Carrera v. Ayers

Summarized by:

  • Court: 9th Circuit Court of Appeals Archives
  • Area(s) of Law: Habeas Corpus
  • Date Filed: 11-06-2012
  • Case #: 08-99007
  • Judge(s)/Court Below: En banc; Circuit Judge W. Fletcher for the Court; Chief Judge Kozinski and Circuit Judges Fisher, Berzon, Tallman, Clifton, Ikuta, N. R. Smith, Murguia, and Christen; Dissent by Circuit Judge Pregerson
  • Full Text Opinion

A claim for ineffective assistance of counsel for failure to make a Wheeler objection, in 1990, can only be met if the defendant shows that there was a prima facie case for unlawful discrimination and shows that "there is a reasonable probability that, but for counsel's unprofessional errors, the result of the proceeding would have been different."

Constantino Carrera was convicted of first degree murder and was sentenced to death for killing a white couple during a robbery.
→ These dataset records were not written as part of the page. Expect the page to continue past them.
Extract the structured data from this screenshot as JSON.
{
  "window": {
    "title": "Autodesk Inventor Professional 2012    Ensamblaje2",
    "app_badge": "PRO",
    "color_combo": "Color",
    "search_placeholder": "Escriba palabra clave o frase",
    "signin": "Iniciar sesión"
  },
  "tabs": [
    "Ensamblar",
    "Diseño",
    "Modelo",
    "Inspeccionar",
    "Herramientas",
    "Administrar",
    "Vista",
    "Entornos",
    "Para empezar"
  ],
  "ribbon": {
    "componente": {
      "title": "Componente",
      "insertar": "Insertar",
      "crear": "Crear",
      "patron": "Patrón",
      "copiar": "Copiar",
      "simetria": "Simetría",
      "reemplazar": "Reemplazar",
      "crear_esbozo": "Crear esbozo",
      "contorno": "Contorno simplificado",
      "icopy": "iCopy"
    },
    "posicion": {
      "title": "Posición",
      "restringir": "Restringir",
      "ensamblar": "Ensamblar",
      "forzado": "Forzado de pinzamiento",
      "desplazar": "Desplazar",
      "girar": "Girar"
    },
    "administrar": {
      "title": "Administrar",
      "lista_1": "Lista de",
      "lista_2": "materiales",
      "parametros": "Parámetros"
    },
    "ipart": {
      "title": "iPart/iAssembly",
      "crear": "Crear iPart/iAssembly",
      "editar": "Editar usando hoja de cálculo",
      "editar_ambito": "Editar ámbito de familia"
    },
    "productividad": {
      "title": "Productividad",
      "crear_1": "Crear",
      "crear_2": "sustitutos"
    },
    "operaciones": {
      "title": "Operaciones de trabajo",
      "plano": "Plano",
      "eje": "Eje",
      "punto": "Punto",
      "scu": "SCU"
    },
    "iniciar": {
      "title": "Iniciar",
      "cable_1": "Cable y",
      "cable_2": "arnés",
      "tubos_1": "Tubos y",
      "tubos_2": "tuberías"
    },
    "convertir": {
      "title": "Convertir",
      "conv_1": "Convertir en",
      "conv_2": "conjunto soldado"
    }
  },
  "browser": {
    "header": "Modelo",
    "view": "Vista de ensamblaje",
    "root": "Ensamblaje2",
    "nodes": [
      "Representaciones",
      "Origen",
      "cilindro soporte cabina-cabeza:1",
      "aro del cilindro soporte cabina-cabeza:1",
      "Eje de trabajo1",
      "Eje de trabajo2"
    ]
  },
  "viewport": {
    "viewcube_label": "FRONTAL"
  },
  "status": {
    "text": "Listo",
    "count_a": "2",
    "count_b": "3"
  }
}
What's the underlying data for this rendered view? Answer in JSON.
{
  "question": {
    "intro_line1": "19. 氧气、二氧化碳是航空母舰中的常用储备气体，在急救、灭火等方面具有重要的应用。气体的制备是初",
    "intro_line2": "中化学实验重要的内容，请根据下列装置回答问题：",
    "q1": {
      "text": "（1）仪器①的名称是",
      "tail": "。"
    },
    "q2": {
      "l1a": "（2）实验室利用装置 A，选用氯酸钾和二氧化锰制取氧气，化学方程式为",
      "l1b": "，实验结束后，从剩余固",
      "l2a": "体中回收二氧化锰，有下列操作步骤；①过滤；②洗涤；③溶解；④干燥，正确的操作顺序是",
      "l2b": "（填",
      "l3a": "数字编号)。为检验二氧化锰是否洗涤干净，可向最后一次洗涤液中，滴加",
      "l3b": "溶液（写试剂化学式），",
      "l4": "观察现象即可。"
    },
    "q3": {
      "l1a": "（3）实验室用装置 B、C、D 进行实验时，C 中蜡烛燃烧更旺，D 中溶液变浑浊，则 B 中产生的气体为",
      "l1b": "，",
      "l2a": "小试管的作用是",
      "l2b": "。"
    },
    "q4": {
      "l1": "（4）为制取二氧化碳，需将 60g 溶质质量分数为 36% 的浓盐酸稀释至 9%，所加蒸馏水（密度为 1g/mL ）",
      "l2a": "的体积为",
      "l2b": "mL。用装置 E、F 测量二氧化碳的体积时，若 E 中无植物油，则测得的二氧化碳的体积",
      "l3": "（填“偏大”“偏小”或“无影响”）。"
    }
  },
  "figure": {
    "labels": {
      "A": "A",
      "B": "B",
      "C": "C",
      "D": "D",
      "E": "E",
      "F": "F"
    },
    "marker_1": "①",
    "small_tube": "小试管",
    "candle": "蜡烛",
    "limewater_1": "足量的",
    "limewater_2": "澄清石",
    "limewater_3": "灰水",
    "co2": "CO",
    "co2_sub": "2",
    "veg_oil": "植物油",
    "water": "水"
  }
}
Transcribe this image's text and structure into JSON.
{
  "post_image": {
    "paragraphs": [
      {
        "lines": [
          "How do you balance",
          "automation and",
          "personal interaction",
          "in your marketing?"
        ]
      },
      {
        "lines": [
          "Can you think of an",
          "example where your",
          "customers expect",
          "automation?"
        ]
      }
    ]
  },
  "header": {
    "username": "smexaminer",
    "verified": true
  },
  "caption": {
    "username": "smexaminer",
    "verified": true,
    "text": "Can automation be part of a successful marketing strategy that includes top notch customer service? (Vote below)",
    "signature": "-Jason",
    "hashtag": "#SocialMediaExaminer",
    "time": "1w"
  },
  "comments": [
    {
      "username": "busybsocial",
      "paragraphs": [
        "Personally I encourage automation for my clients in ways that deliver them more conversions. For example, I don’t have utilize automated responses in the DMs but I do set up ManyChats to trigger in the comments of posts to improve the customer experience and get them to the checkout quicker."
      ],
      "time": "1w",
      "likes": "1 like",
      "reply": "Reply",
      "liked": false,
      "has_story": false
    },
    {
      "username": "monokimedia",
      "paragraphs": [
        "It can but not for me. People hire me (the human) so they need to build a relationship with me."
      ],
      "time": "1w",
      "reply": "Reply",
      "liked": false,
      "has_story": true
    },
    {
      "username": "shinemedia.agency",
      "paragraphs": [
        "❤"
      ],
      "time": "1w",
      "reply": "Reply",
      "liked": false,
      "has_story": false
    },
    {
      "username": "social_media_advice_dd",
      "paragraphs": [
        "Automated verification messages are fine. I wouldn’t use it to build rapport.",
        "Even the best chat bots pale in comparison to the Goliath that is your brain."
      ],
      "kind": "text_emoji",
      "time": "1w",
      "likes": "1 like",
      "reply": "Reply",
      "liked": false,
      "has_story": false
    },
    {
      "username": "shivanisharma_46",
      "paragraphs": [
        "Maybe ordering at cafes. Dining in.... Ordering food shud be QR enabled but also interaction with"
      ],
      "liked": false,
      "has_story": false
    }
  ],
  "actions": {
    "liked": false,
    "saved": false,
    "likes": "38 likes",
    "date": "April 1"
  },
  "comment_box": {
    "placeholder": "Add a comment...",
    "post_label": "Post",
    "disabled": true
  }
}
The California Supreme Court affirmed the conviction, and Carrera filed his habeas corpus petition in 1990. The federal district court set aside Carrera’s death sentence because the court found several instances of prosecutorial misconduct. The district court denied Carrera’s ineffective assistance of counsel claim for not making a Wheeler objection. Carrera appealed arguing that the failure to make the objection was ineffective assistance of counsel and a violation of his Sixth Amendment right to counsel. The Ninth Circuit evaluated the ineffective assistance of counsel claim under the Strickland standard and concluded that Carrera did not carry his burden of showing prejudice because his counsel failed to make a Wheeler objection. In 1990, the Wheeler objection required a showing of a prima facie case for unlawful discrimination. The record suggested that there was only one problematic peremptory challenge made by the prosecution where there was no obvious non-discriminatory reason. However the other five challenges of Hispanic-surnamed venirepersons were not problematic, two other Hispanic-surnamed persons were selected on the jury, and one Hispanic-surnamed person was seated as an alternate. The Ninth Circuit said that the Wheeler objection required a stronger showing to establish a prima facie case for unlawful discrimination. The Ninth Circuit said that Carrera failed to show that his counsel’s failure to object to the prosecutor’s peremptory strikes was prejudicial. Therefore, the Ninth Circuit concluded that Carrera did not show a “reasonable probability” that he would have succeeded under Wheeler and did not establish under Strickland a claim for ineffective assistance of counsel. AFFIRMED.

Advanced Search